**Task details:**
From the entries that follow, copy each line in which "offset" appears.

Items listed in a dataset
============

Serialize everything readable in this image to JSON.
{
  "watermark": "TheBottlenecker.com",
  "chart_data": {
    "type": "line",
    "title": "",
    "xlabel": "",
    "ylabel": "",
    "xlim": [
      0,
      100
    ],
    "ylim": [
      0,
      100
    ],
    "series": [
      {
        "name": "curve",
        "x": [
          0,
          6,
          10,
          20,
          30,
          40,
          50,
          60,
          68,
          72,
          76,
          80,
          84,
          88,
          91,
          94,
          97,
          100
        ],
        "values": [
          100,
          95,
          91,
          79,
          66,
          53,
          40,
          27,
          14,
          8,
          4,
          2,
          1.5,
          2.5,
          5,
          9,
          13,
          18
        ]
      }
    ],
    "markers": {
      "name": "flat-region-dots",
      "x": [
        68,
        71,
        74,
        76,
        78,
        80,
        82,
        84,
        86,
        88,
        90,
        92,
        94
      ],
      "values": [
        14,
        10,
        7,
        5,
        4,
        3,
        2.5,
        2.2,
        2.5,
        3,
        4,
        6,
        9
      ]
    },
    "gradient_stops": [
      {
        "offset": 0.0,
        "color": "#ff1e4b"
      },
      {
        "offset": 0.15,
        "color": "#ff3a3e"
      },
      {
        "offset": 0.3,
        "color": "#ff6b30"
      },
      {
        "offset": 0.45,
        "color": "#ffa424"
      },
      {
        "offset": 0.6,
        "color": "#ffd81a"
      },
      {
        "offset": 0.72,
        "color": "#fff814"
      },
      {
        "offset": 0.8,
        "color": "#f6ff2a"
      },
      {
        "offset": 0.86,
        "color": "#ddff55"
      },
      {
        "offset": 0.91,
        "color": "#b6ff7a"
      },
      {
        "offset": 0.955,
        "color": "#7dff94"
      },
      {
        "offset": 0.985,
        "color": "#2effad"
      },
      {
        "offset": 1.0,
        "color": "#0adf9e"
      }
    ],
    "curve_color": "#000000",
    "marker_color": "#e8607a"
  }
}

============

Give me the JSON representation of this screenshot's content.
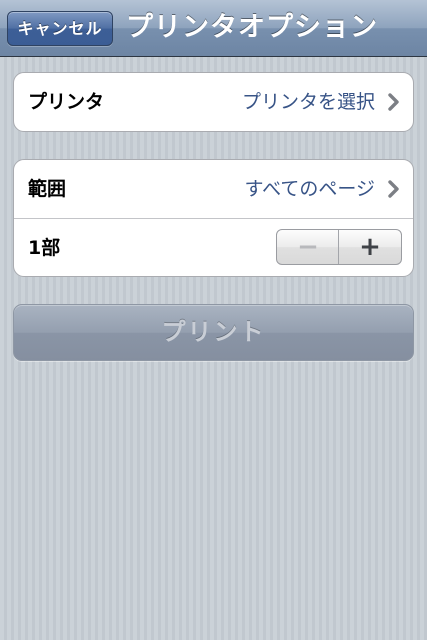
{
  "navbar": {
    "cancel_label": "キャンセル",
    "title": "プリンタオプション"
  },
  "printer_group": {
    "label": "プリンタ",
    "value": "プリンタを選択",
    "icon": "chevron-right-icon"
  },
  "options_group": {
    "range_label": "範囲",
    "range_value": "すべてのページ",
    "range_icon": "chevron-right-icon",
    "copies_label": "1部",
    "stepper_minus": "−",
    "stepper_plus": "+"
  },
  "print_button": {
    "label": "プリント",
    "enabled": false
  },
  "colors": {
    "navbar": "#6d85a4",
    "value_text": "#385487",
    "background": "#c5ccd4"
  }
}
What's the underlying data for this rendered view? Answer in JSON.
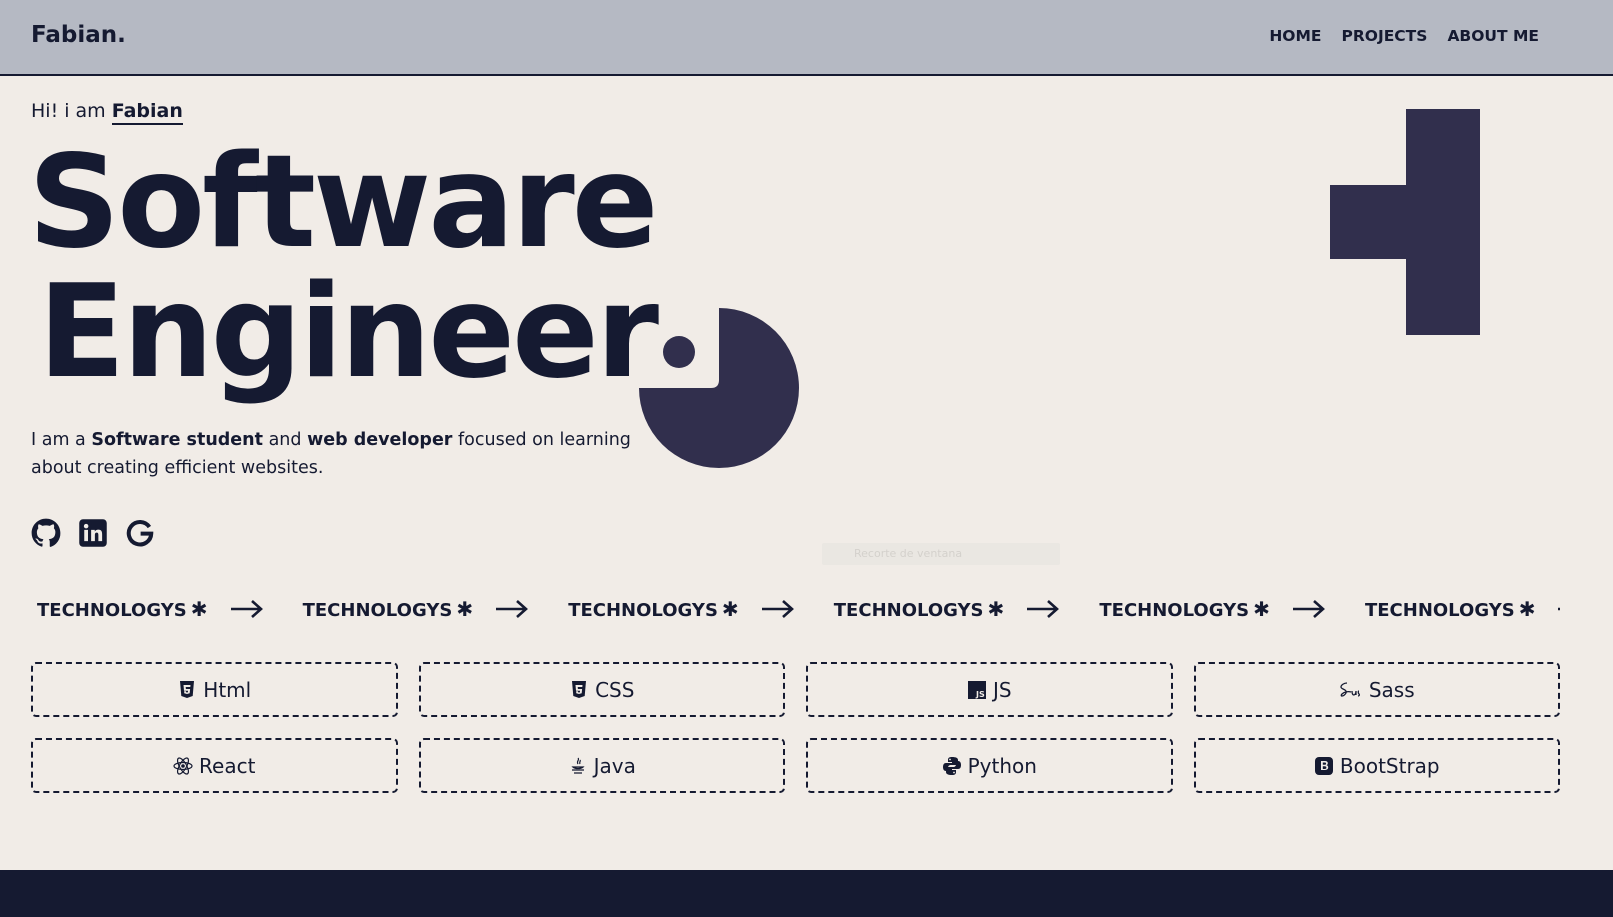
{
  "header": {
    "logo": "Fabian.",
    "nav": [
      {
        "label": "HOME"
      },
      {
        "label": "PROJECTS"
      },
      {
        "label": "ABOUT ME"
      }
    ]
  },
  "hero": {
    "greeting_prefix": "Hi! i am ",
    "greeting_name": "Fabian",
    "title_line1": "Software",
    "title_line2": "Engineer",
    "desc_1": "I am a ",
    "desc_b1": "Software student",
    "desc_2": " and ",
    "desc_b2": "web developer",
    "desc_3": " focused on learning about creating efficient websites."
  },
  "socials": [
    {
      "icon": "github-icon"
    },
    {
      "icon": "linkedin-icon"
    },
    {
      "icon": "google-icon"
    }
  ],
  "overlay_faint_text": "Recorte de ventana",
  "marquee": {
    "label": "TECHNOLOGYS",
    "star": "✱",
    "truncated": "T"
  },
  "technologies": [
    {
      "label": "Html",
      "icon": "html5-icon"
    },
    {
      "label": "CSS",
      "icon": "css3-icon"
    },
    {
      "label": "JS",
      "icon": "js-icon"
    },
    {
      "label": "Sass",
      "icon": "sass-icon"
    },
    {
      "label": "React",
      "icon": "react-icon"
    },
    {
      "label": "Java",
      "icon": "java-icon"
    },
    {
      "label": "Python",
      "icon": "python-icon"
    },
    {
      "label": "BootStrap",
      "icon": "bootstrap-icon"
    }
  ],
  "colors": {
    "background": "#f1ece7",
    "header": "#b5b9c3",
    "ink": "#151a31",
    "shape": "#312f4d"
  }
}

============

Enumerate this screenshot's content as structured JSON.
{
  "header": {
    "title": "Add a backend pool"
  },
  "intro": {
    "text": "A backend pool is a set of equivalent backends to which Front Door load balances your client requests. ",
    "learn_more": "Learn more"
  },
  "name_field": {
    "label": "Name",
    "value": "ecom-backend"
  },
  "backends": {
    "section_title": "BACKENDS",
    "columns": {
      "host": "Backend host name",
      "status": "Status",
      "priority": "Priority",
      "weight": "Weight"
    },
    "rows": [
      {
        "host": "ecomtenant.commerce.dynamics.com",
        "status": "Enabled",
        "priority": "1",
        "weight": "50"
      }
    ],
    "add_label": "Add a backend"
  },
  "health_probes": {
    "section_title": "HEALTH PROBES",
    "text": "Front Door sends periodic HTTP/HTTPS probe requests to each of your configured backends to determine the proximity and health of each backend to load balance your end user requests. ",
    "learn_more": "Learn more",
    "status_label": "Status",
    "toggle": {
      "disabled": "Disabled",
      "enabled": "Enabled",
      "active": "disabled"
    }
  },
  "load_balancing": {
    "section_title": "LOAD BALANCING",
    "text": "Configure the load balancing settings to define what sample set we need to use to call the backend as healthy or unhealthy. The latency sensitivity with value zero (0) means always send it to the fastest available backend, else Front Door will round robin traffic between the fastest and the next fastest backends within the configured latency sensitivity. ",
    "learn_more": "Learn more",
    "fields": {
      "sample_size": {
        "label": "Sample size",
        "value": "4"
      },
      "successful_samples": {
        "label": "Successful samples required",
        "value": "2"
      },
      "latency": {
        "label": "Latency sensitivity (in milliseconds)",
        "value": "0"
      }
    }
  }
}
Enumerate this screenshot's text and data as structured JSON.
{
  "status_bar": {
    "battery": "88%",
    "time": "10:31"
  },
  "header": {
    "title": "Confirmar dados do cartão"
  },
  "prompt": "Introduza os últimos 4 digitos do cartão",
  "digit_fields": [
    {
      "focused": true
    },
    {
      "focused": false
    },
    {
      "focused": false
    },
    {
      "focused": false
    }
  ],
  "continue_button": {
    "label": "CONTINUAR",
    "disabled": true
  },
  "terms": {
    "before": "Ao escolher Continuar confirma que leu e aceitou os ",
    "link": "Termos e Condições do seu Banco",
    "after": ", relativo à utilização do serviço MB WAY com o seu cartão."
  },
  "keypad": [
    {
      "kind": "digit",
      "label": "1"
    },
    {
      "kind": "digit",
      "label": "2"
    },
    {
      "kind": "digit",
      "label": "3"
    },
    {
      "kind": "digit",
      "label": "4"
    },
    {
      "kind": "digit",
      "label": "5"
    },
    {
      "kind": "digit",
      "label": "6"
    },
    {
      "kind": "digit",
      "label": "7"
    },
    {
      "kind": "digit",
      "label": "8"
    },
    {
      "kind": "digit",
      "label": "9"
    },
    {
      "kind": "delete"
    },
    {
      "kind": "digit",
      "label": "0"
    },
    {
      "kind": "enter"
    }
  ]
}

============

**Exercise result:**
        "offset": 0.0,
        "offset": 0.15,
        "offset": 0.3,
        "offset": 0.45,
        "offset": 0.6,
        "offset": 0.72,
        "offset": 0.8,
        "offset": 0.86,
        "offset": 0.91,
        "offset": 0.955,
        "offset": 0.985,
        "offset": 1.0,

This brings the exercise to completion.